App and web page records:
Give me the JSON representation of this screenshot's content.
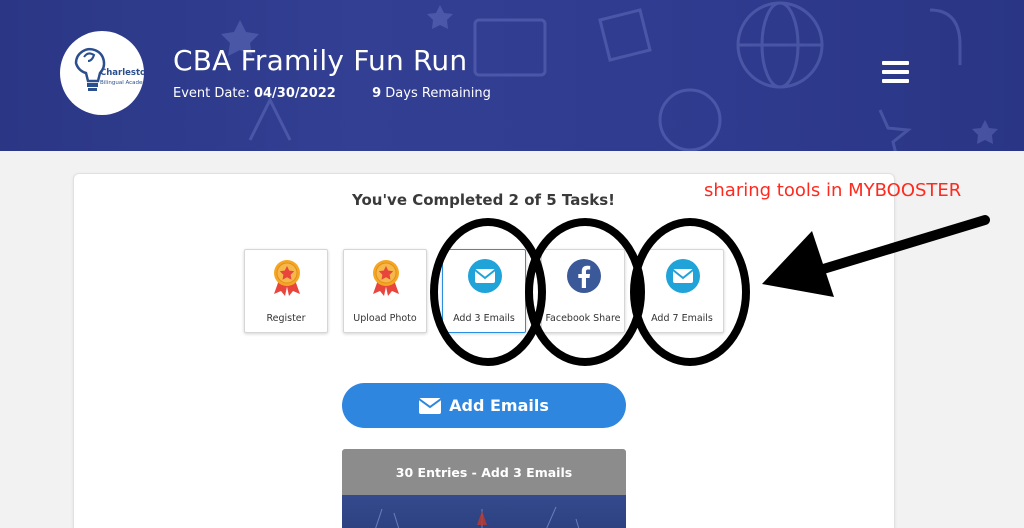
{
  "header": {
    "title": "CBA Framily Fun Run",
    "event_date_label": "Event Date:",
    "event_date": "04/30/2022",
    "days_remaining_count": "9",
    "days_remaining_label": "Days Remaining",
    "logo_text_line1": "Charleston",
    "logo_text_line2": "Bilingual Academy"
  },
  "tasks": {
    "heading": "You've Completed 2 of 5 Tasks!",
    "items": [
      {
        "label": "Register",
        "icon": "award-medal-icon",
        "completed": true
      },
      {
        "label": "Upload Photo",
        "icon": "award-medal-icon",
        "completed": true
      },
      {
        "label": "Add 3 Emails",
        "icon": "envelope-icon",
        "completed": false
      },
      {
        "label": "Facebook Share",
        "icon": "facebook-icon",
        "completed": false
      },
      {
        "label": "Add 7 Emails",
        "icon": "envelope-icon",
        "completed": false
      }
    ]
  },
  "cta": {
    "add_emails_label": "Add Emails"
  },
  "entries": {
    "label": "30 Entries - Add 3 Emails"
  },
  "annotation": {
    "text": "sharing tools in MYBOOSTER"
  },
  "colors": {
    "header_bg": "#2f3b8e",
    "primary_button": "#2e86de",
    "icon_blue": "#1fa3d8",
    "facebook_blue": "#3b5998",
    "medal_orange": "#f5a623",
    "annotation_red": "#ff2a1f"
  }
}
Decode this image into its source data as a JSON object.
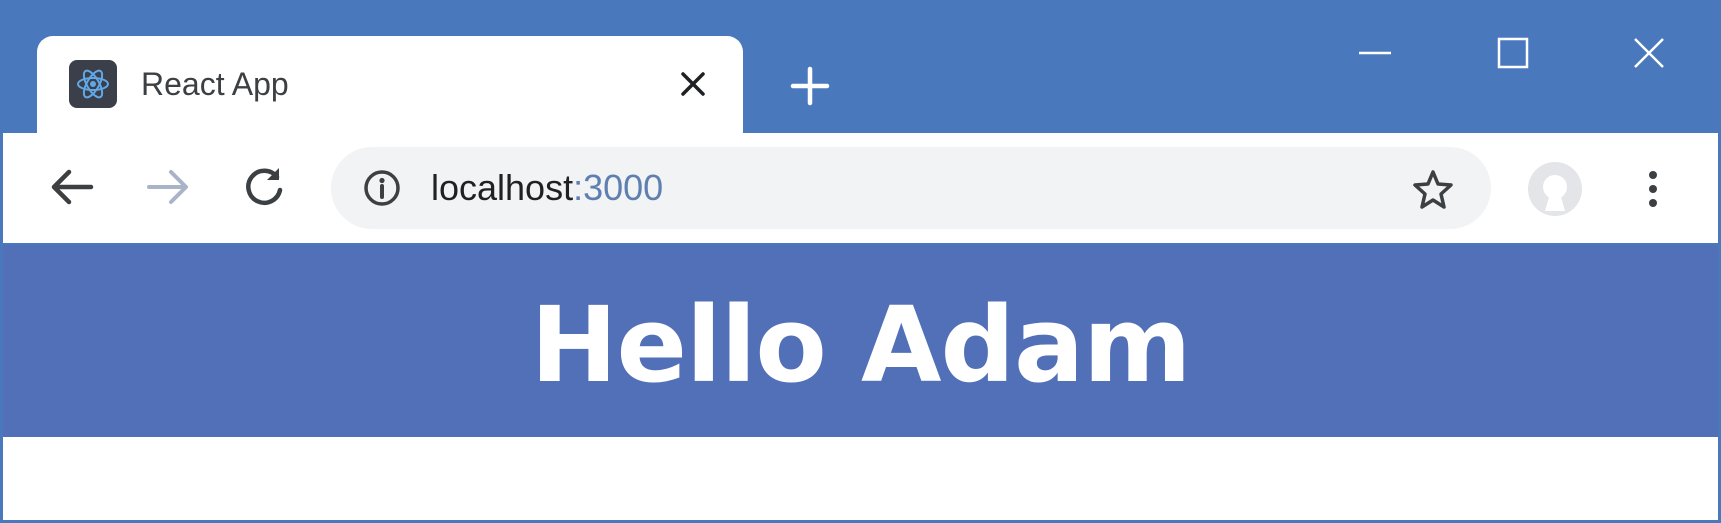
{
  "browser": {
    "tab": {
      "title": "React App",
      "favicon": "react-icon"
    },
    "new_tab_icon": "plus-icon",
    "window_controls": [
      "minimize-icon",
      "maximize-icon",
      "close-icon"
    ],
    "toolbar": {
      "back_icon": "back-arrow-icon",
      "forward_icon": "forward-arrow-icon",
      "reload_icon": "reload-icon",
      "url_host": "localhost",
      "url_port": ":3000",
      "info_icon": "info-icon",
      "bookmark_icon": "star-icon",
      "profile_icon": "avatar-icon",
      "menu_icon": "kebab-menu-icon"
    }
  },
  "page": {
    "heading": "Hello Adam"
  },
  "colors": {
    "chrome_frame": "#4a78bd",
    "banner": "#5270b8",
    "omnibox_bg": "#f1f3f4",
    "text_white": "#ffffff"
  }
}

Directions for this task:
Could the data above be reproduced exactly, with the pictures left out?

Solution to this problem:
Give me the JSON representation of this screenshot's content.
{
  "header": {
    "title": "CBA Framily Fun Run",
    "event_date_label": "Event Date:",
    "event_date": "04/30/2022",
    "days_remaining_count": "9",
    "days_remaining_label": "Days Remaining",
    "logo_text_line1": "Charleston",
    "logo_text_line2": "Bilingual Academy"
  },
  "tasks": {
    "heading": "You've Completed 2 of 5 Tasks!",
    "items": [
      {
        "label": "Register",
        "icon": "award-medal-icon",
        "completed": true
      },
      {
        "label": "Upload Photo",
        "icon": "award-medal-icon",
        "completed": true
      },
      {
        "label": "Add 3 Emails",
        "icon": "envelope-icon",
        "completed": false
      },
      {
        "label": "Facebook Share",
        "icon": "facebook-icon",
        "completed": false
      },
      {
        "label": "Add 7 Emails",
        "icon": "envelope-icon",
        "completed": false
      }
    ]
  },
  "cta": {
    "add_emails_label": "Add Emails"
  },
  "entries": {
    "label": "30 Entries - Add 3 Emails"
  },
  "annotation": {
    "text": "sharing tools in MYBOOSTER"
  },
  "colors": {
    "header_bg": "#2f3b8e",
    "primary_button": "#2e86de",
    "icon_blue": "#1fa3d8",
    "facebook_blue": "#3b5998",
    "medal_orange": "#f5a623",
    "annotation_red": "#ff2a1f"
  }
}
Decode this image into its source data as a JSON object.
{
  "browser": {
    "tab": {
      "title": "React App",
      "favicon": "react-icon"
    },
    "new_tab_icon": "plus-icon",
    "window_controls": [
      "minimize-icon",
      "maximize-icon",
      "close-icon"
    ],
    "toolbar": {
      "back_icon": "back-arrow-icon",
      "forward_icon": "forward-arrow-icon",
      "reload_icon": "reload-icon",
      "url_host": "localhost",
      "url_port": ":3000",
      "info_icon": "info-icon",
      "bookmark_icon": "star-icon",
      "profile_icon": "avatar-icon",
      "menu_icon": "kebab-menu-icon"
    }
  },
  "page": {
    "heading": "Hello Adam"
  },
  "colors": {
    "chrome_frame": "#4a78bd",
    "banner": "#5270b8",
    "omnibox_bg": "#f1f3f4",
    "text_white": "#ffffff"
  }
}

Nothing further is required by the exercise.